Eleven of the players participated in a study to test how extended amounts of sleep can affect their performance on the court. The study found that getting more sleep made them better shooters, according to this month's issue of Sleep:
Conclusions: Improvements in specific measures of basketball performance after sleep extension indicate that optimal sleep is likely beneficial in reaching peak athletic performance.
The players had their performances measured and compared after getting as much sleep as they normally would and also after a five to seven week period in which they were asked to get at least 10 hours of sleep in bed each night.
The study found after the players went through their drills that after getting extensive amounts of sleep, they ran faster time sprints, made nine percent more of their free throw and 3-point attempts, and were more energetic during games and practices.
And quite humorously, the study also showed that the players weren't exactly accurate in recording how much sleep they were actually getting.
From the San Francisco Chronicle:
It's worth noting that the players probably didn't get as much sleep as they thought. They estimated that they got about 10 1/2 hours every night, but all of them wore devices on their wrists that measured their sleep time by monitoring their movements. According to the devices, the players averaged about 6 hours and 45 minutes of sleep during the first four weeks of the study and 8 1/2 hours during the next five to seven weeks.
Stanford is facing an important year in Dawkins' fourth season.
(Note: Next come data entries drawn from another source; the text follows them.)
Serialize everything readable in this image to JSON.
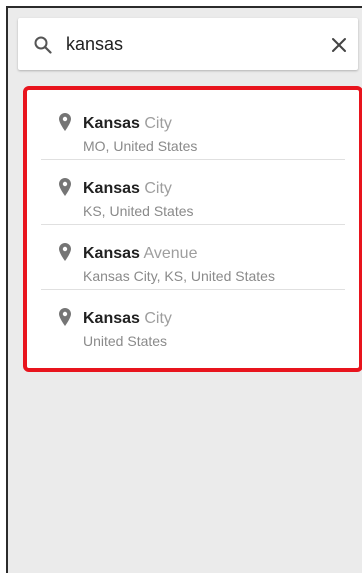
{
  "search": {
    "query": "kansas",
    "icon": "search-icon",
    "clear_icon": "close-icon"
  },
  "results": [
    {
      "match": "Kansas",
      "rest": " City",
      "subtitle": "MO, United States"
    },
    {
      "match": "Kansas",
      "rest": " City",
      "subtitle": "KS, United States"
    },
    {
      "match": "Kansas",
      "rest": " Avenue",
      "subtitle": "Kansas City, KS, United States"
    },
    {
      "match": "Kansas",
      "rest": " City",
      "subtitle": "United States"
    }
  ],
  "colors": {
    "highlight_border": "#e8141d",
    "background": "#ebebeb",
    "text_primary": "#212121",
    "text_secondary": "#9e9e9e"
  }
}
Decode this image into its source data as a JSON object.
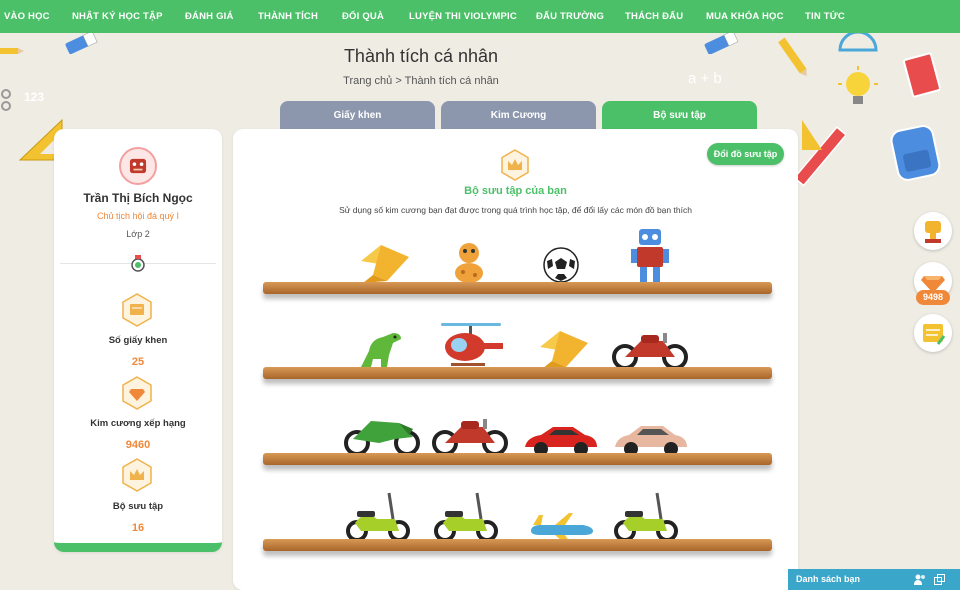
{
  "nav": {
    "items": [
      "VÀO HỌC",
      "NHẬT KÝ HỌC TẬP",
      "ĐÁNH GIÁ",
      "THÀNH TÍCH",
      "ĐỔI QUÀ",
      "LUYỆN THI VIOLYMPIC",
      "ĐẤU TRƯỜNG",
      "THÁCH ĐẤU",
      "MUA KHÓA HỌC",
      "TIN TỨC"
    ]
  },
  "page": {
    "title": "Thành tích cá nhân",
    "breadcrumb": "Trang chủ > Thành tích cá nhân"
  },
  "tabs": [
    "Giấy khen",
    "Kim Cương",
    "Bộ sưu tập"
  ],
  "active_tab": "Bộ sưu tập",
  "profile": {
    "name": "Trần Thị Bích Ngọc",
    "title": "Chủ tịch hội đá quý I",
    "class": "Lớp 2",
    "stats": [
      {
        "label": "Số giấy khen",
        "value": "25",
        "icon": "certificate-icon"
      },
      {
        "label": "Kim cương xếp hạng",
        "value": "9460",
        "icon": "diamond-icon"
      },
      {
        "label": "Bộ sưu tập",
        "value": "16",
        "icon": "crown-icon"
      }
    ]
  },
  "collection": {
    "exchange_button": "Đổi đồ sưu tập",
    "title": "Bộ sưu tập của bạn",
    "description": "Sử dụng số kim cương bạn đạt được trong quá trình học tập, để đổi lấy các món đồ bạn thích",
    "shelves": [
      [
        "origami-crane",
        "giraffe-toy",
        "soccer-ball",
        "robot-toy"
      ],
      [
        "dinosaur-toy",
        "helicopter-toy",
        "origami-crane",
        "motorcycle"
      ],
      [
        "sport-motorbike",
        "motorcycle",
        "red-sports-car",
        "sedan-car"
      ],
      [
        "scooter",
        "scooter",
        "airplane-toy",
        "scooter"
      ]
    ]
  },
  "sidebar": {
    "diamond_count": "9498"
  },
  "friends_bar": {
    "label": "Danh sách bạn"
  },
  "colors": {
    "brand_green": "#4cc068",
    "tab_gray": "#8c97ae",
    "accent_orange": "#f0883a",
    "friends_blue": "#3aa6c9"
  }
}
He has yet to lead the Cardinal to an upper-half finish in the Pac-10 and was awarded a two-year extension Wednesday.
The program needs a boost of energy, and now his players know that getting their Z's can only help.